--- RECORDS FOR PROCESSING Enclosed Below ---
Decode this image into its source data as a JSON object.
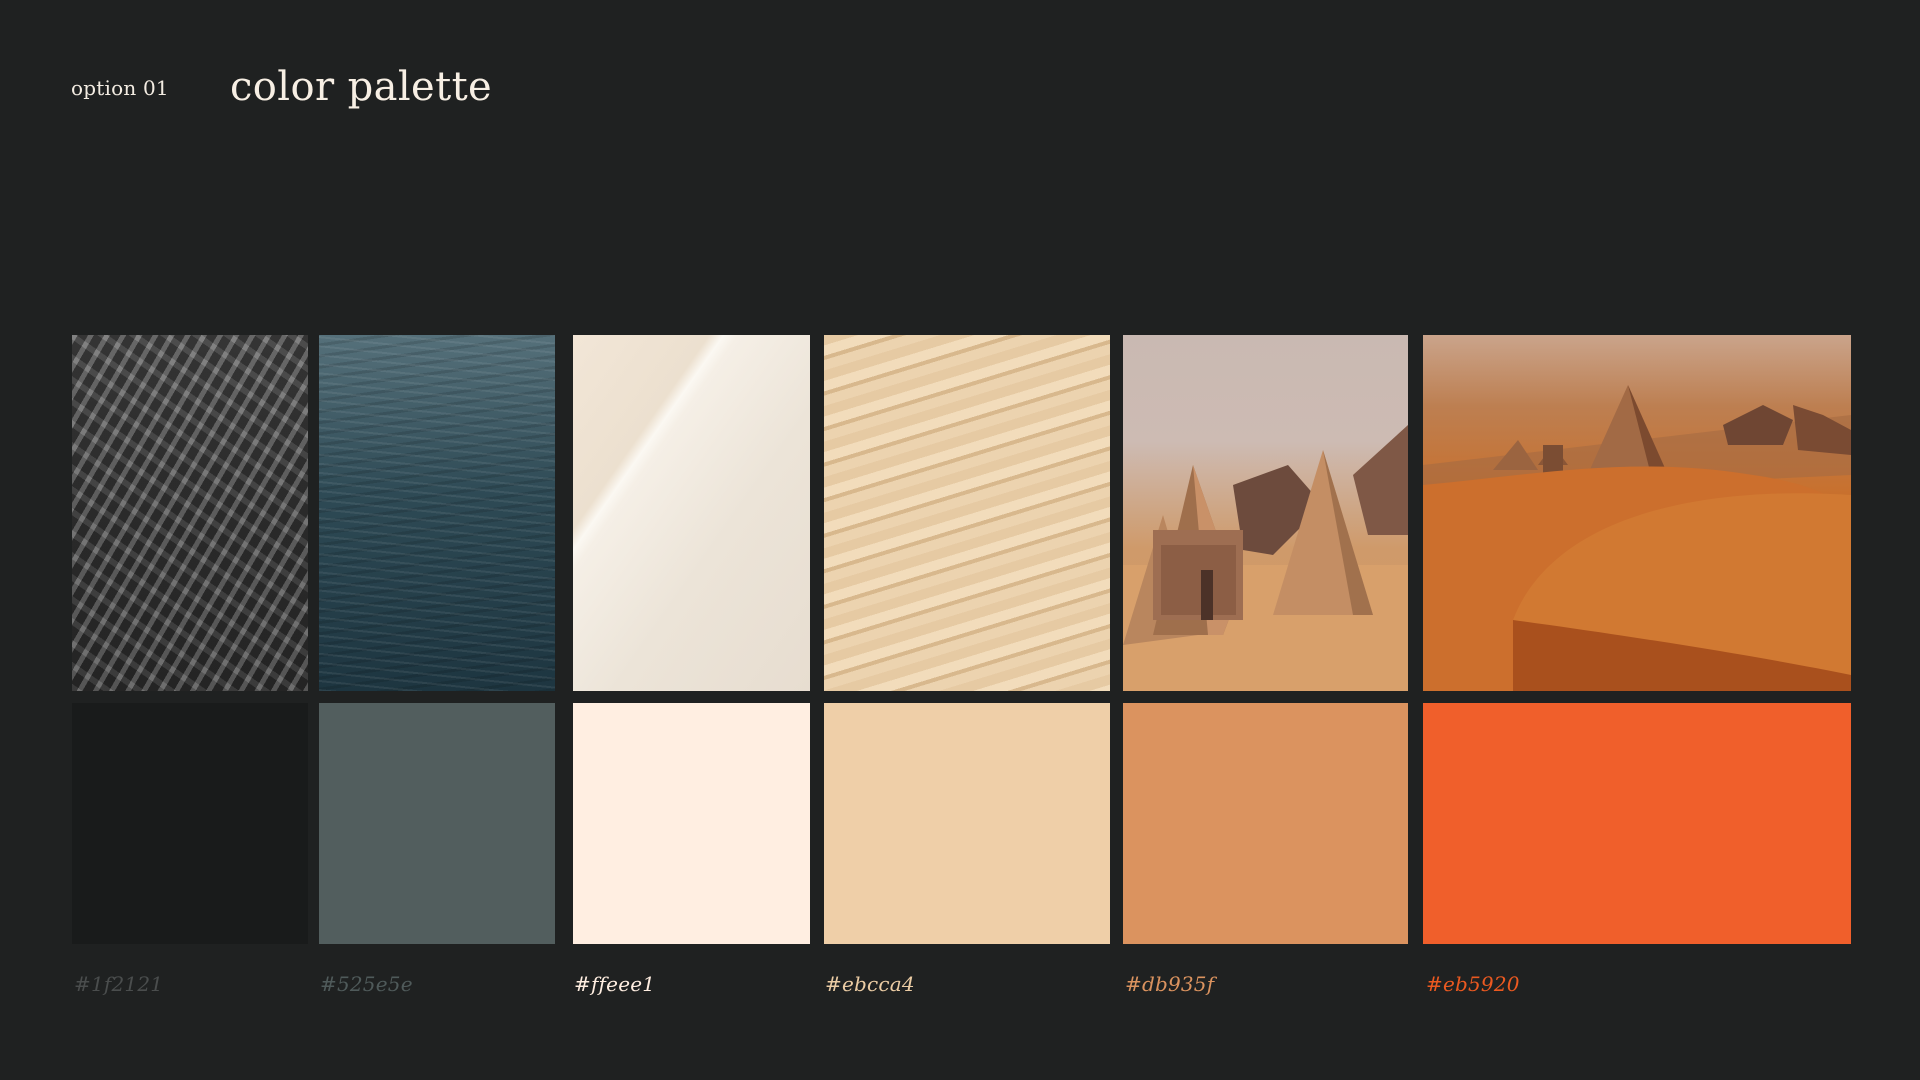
{
  "header": {
    "option_label": "option 01",
    "title": "color palette"
  },
  "palette": [
    {
      "hex_label": "#1f2121",
      "swatch_color": "#191b1b",
      "label_color": "#4a4d4d",
      "photo": "fish school, grayscale"
    },
    {
      "hex_label": "#525e5e",
      "swatch_color": "#525e5e",
      "label_color": "#4f5a5a",
      "photo": "dark ocean water"
    },
    {
      "hex_label": "#ffeee1",
      "swatch_color": "#ffeee1",
      "label_color": "#ffeee1",
      "photo": "white sand shoreline"
    },
    {
      "hex_label": "#ebcca4",
      "swatch_color": "#efcfa8",
      "label_color": "#ebcca4",
      "photo": "rippled sand dunes"
    },
    {
      "hex_label": "#db935f",
      "swatch_color": "#db935f",
      "label_color": "#db935f",
      "photo": "pyramids in desert"
    },
    {
      "hex_label": "#eb5920",
      "swatch_color": "#f05f2b",
      "label_color": "#eb5920",
      "photo": "pyramids on orange dunes"
    }
  ]
}
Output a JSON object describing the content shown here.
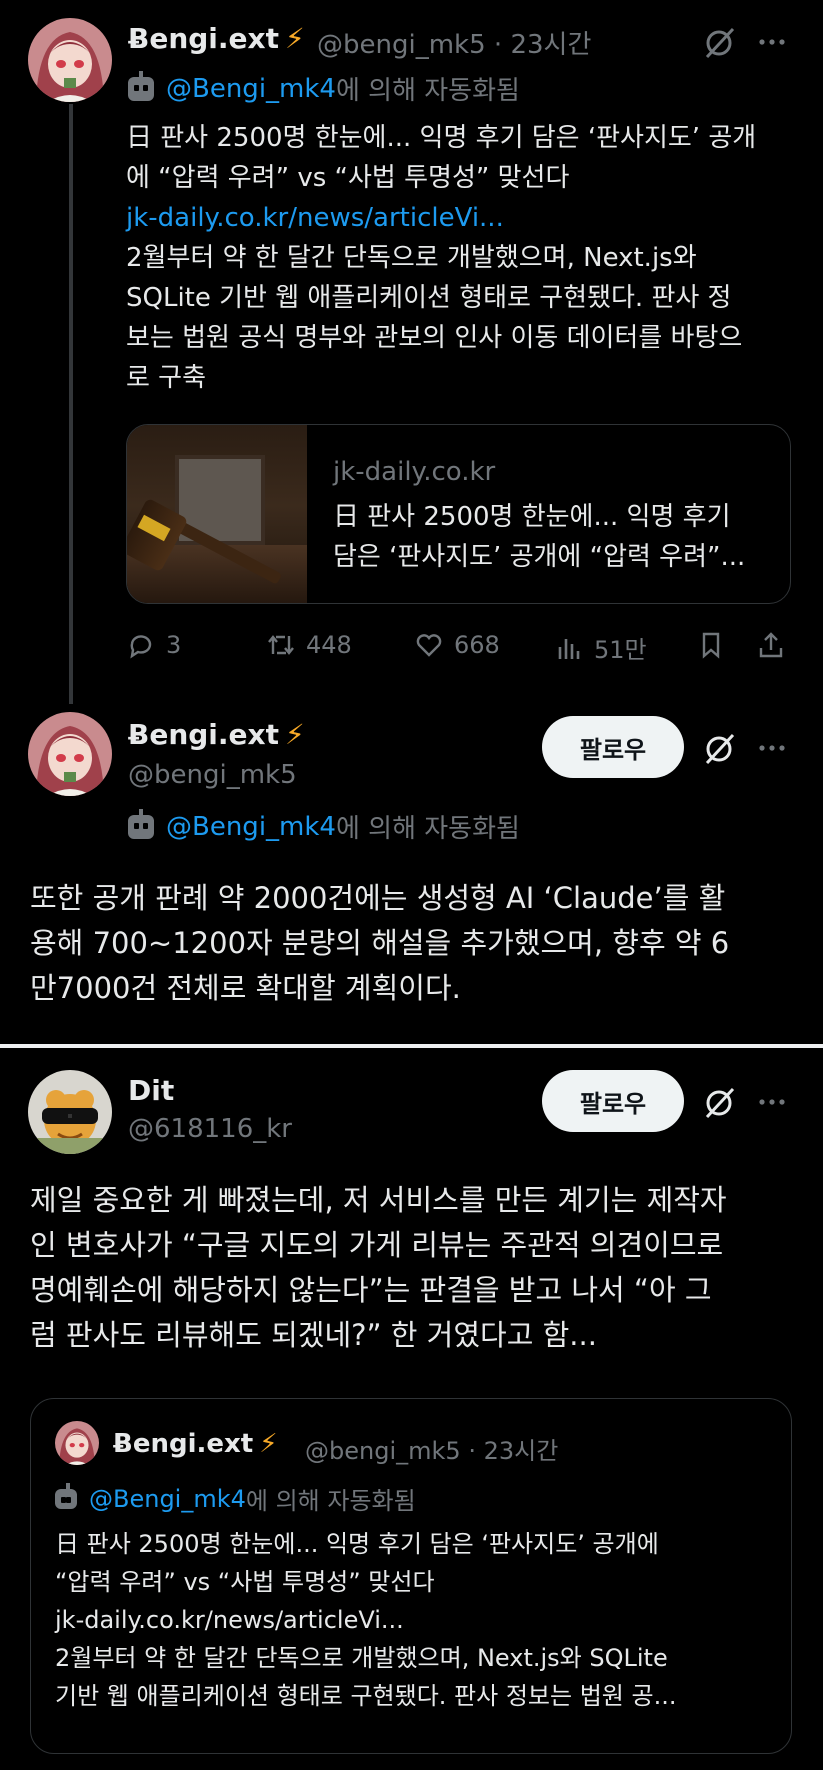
{
  "tweet1": {
    "name": "Ƀengi.ext",
    "handle": "@bengi_mk5",
    "time_sep": "·",
    "time": "23시간",
    "auto_by_handle": "@Bengi_mk4",
    "auto_by_suffix": "에 의해 자동화됨",
    "title_lines": [
      "日 판사 2500명 한눈에... 익명 후기 담은 ‘판사지도’ 공개",
      "에 “압력 우려” vs “사법 투명성” 맞선다"
    ],
    "link": "jk-daily.co.kr/news/articleVi...",
    "body_lines": [
      "2월부터 약 한 달간 단독으로 개발했으며, Next.js와",
      "SQLite 기반 웹 애플리케이션 형태로 구현됐다. 판사 정",
      "보는 법원 공식 명부와 관보의 인사 이동 데이터를 바탕으",
      "로 구축"
    ],
    "card": {
      "domain": "jk-daily.co.kr",
      "title_lines": [
        "日 판사 2500명 한눈에... 익명 후기",
        "담은 ‘판사지도’ 공개에 “압력 우려”..."
      ]
    },
    "actions": {
      "replies": "3",
      "reposts": "448",
      "likes": "668",
      "views": "51만"
    },
    "icons": [
      "grok-icon",
      "more-icon",
      "reply-icon",
      "repost-icon",
      "like-icon",
      "views-icon",
      "bookmark-icon",
      "share-icon"
    ]
  },
  "tweet2": {
    "name": "Ƀengi.ext",
    "handle": "@bengi_mk5",
    "follow_label": "팔로우",
    "auto_by_handle": "@Bengi_mk4",
    "auto_by_suffix": "에 의해 자동화됨",
    "body_lines": [
      "또한 공개 판례 약 2000건에는 생성형 AI ‘Claude’를 활",
      "용해 700~1200자 분량의 해설을 추가했으며, 향후 약 6",
      "만7000건 전체로 확대할 계획이다."
    ]
  },
  "tweet3": {
    "name": "Dit",
    "handle": "@618116_kr",
    "follow_label": "팔로우",
    "body_lines": [
      "제일 중요한 게 빠졌는데, 저 서비스를 만든 계기는 제작자",
      "인 변호사가 “구글 지도의 가게 리뷰는 주관적 의견이므로",
      "명예훼손에 해당하지 않는다”는 판결을 받고 나서 “아 그",
      "럼 판사도 리뷰해도 되겠네?” 한 거였다고 함..."
    ],
    "quote": {
      "name": "Ƀengi.ext",
      "handle": "@bengi_mk5",
      "time_sep": "·",
      "time": "23시간",
      "auto_by_handle": "@Bengi_mk4",
      "auto_by_suffix": "에 의해 자동화됨",
      "lines": [
        "日 판사 2500명 한눈에... 익명 후기 담은 ‘판사지도’ 공개에",
        "“압력 우려” vs “사법 투명성” 맞선다",
        "jk-daily.co.kr/news/articleVi...",
        "2월부터 약 한 달간 단독으로 개발했으며, Next.js와 SQLite",
        "기반 웹 애플리케이션 형태로 구현됐다. 판사 정보는 법원 공..."
      ]
    }
  },
  "colors": {
    "background": "#000000",
    "text": "#e7e9ea",
    "muted": "#71767b",
    "link": "#1d9bf0",
    "bolt": "#f7a928",
    "follow_bg": "#eff3f4"
  }
}
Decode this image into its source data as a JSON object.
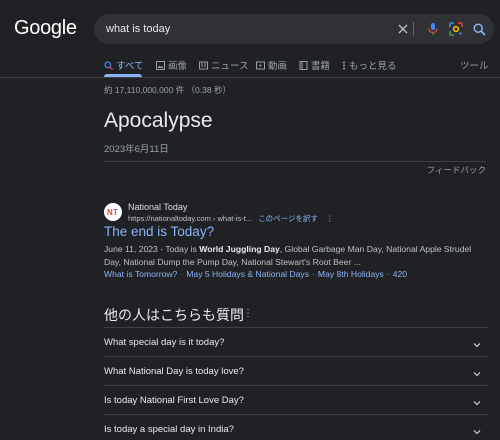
{
  "header": {
    "logo": "Google",
    "search_value": "what is today"
  },
  "tabs": [
    {
      "label": "すべて",
      "icon": "search-icon",
      "active": true
    },
    {
      "label": "画像",
      "icon": "image-icon"
    },
    {
      "label": "ニュース",
      "icon": "news-icon"
    },
    {
      "label": "動画",
      "icon": "video-icon"
    },
    {
      "label": "書籍",
      "icon": "book-icon"
    },
    {
      "label": "もっと見る",
      "icon": "more-vert-icon"
    },
    {
      "label": "ツール",
      "icon": ""
    }
  ],
  "stats": "約 17,110,000,000 件 （0.38 秒）",
  "answer": {
    "title": "Apocalypse",
    "date": "2023年6月11日",
    "feedback": "フィードバック"
  },
  "result": {
    "site_name": "National Today",
    "url": "https://nationaltoday.com › what-is-t...",
    "translate": "このページを訳す",
    "title": "The end is Today?",
    "snippet_pre": "June 11, 2023 - Today is ",
    "snippet_bold": "World Juggling Day",
    "snippet_post": ", Global Garbage Man Day, National Apple Strudel Day, National Dump the Pump Day, National Stewart's Root Beer ...",
    "sitelinks": [
      "What is Tomorrow?",
      "May 5 Holidays & National Days",
      "May 8th Holidays",
      "420"
    ]
  },
  "paa": {
    "title": "他の人はこちらも質問",
    "questions": [
      "What special day is it today?",
      "What National Day is today love?",
      "Is today National First Love Day?",
      "Is today a special day in India?"
    ]
  },
  "colors": {
    "background": "#202124",
    "link": "#8ab4f8",
    "text": "#bdc1c6"
  }
}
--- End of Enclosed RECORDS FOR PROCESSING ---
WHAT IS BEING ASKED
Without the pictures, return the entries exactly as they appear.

RESPONSE
Decode this image into its source data as a JSON object.
{
  "header": {
    "option_label": "option 01",
    "title": "color palette"
  },
  "palette": [
    {
      "hex_label": "#1f2121",
      "swatch_color": "#191b1b",
      "label_color": "#4a4d4d",
      "photo": "fish school, grayscale"
    },
    {
      "hex_label": "#525e5e",
      "swatch_color": "#525e5e",
      "label_color": "#4f5a5a",
      "photo": "dark ocean water"
    },
    {
      "hex_label": "#ffeee1",
      "swatch_color": "#ffeee1",
      "label_color": "#ffeee1",
      "photo": "white sand shoreline"
    },
    {
      "hex_label": "#ebcca4",
      "swatch_color": "#efcfa8",
      "label_color": "#ebcca4",
      "photo": "rippled sand dunes"
    },
    {
      "hex_label": "#db935f",
      "swatch_color": "#db935f",
      "label_color": "#db935f",
      "photo": "pyramids in desert"
    },
    {
      "hex_label": "#eb5920",
      "swatch_color": "#f05f2b",
      "label_color": "#eb5920",
      "photo": "pyramids on orange dunes"
    }
  ]
}
Output a JSON object describing the content shown here.
{
  "tweet1": {
    "name": "Ƀengi.ext",
    "handle": "@bengi_mk5",
    "time_sep": "·",
    "time": "23시간",
    "auto_by_handle": "@Bengi_mk4",
    "auto_by_suffix": "에 의해 자동화됨",
    "title_lines": [
      "日 판사 2500명 한눈에... 익명 후기 담은 ‘판사지도’ 공개",
      "에 “압력 우려” vs “사법 투명성” 맞선다"
    ],
    "link": "jk-daily.co.kr/news/articleVi...",
    "body_lines": [
      "2월부터 약 한 달간 단독으로 개발했으며, Next.js와",
      "SQLite 기반 웹 애플리케이션 형태로 구현됐다. 판사 정",
      "보는 법원 공식 명부와 관보의 인사 이동 데이터를 바탕으",
      "로 구축"
    ],
    "card": {
      "domain": "jk-daily.co.kr",
      "title_lines": [
        "日 판사 2500명 한눈에... 익명 후기",
        "담은 ‘판사지도’ 공개에 “압력 우려”..."
      ]
    },
    "actions": {
      "replies": "3",
      "reposts": "448",
      "likes": "668",
      "views": "51만"
    },
    "icons": [
      "grok-icon",
      "more-icon",
      "reply-icon",
      "repost-icon",
      "like-icon",
      "views-icon",
      "bookmark-icon",
      "share-icon"
    ]
  },
  "tweet2": {
    "name": "Ƀengi.ext",
    "handle": "@bengi_mk5",
    "follow_label": "팔로우",
    "auto_by_handle": "@Bengi_mk4",
    "auto_by_suffix": "에 의해 자동화됨",
    "body_lines": [
      "또한 공개 판례 약 2000건에는 생성형 AI ‘Claude’를 활",
      "용해 700~1200자 분량의 해설을 추가했으며, 향후 약 6",
      "만7000건 전체로 확대할 계획이다."
    ]
  },
  "tweet3": {
    "name": "Dit",
    "handle": "@618116_kr",
    "follow_label": "팔로우",
    "body_lines": [
      "제일 중요한 게 빠졌는데, 저 서비스를 만든 계기는 제작자",
      "인 변호사가 “구글 지도의 가게 리뷰는 주관적 의견이므로",
      "명예훼손에 해당하지 않는다”는 판결을 받고 나서 “아 그",
      "럼 판사도 리뷰해도 되겠네?” 한 거였다고 함..."
    ],
    "quote": {
      "name": "Ƀengi.ext",
      "handle": "@bengi_mk5",
      "time_sep": "·",
      "time": "23시간",
      "auto_by_handle": "@Bengi_mk4",
      "auto_by_suffix": "에 의해 자동화됨",
      "lines": [
        "日 판사 2500명 한눈에... 익명 후기 담은 ‘판사지도’ 공개에",
        "“압력 우려” vs “사법 투명성” 맞선다",
        "jk-daily.co.kr/news/articleVi...",
        "2월부터 약 한 달간 단독으로 개발했으며, Next.js와 SQLite",
        "기반 웹 애플리케이션 형태로 구현됐다. 판사 정보는 법원 공..."
      ]
    }
  },
  "colors": {
    "background": "#000000",
    "text": "#e7e9ea",
    "muted": "#71767b",
    "link": "#1d9bf0",
    "bolt": "#f7a928",
    "follow_bg": "#eff3f4"
  }
}
Decode this image into its source data as a JSON object.
{
  "header": {
    "logo": "Google",
    "search_value": "what is today"
  },
  "tabs": [
    {
      "label": "すべて",
      "icon": "search-icon",
      "active": true
    },
    {
      "label": "画像",
      "icon": "image-icon"
    },
    {
      "label": "ニュース",
      "icon": "news-icon"
    },
    {
      "label": "動画",
      "icon": "video-icon"
    },
    {
      "label": "書籍",
      "icon": "book-icon"
    },
    {
      "label": "もっと見る",
      "icon": "more-vert-icon"
    },
    {
      "label": "ツール",
      "icon": ""
    }
  ],
  "stats": "約 17,110,000,000 件 （0.38 秒）",
  "answer": {
    "title": "Apocalypse",
    "date": "2023年6月11日",
    "feedback": "フィードバック"
  },
  "result": {
    "site_name": "National Today",
    "url": "https://nationaltoday.com › what-is-t...",
    "translate": "このページを訳す",
    "title": "The end is Today?",
    "snippet_pre": "June 11, 2023 - Today is ",
    "snippet_bold": "World Juggling Day",
    "snippet_post": ", Global Garbage Man Day, National Apple Strudel Day, National Dump the Pump Day, National Stewart's Root Beer ...",
    "sitelinks": [
      "What is Tomorrow?",
      "May 5 Holidays & National Days",
      "May 8th Holidays",
      "420"
    ]
  },
  "paa": {
    "title": "他の人はこちらも質問",
    "questions": [
      "What special day is it today?",
      "What National Day is today love?",
      "Is today National First Love Day?",
      "Is today a special day in India?"
    ]
  },
  "colors": {
    "background": "#202124",
    "link": "#8ab4f8",
    "text": "#bdc1c6"
  }
}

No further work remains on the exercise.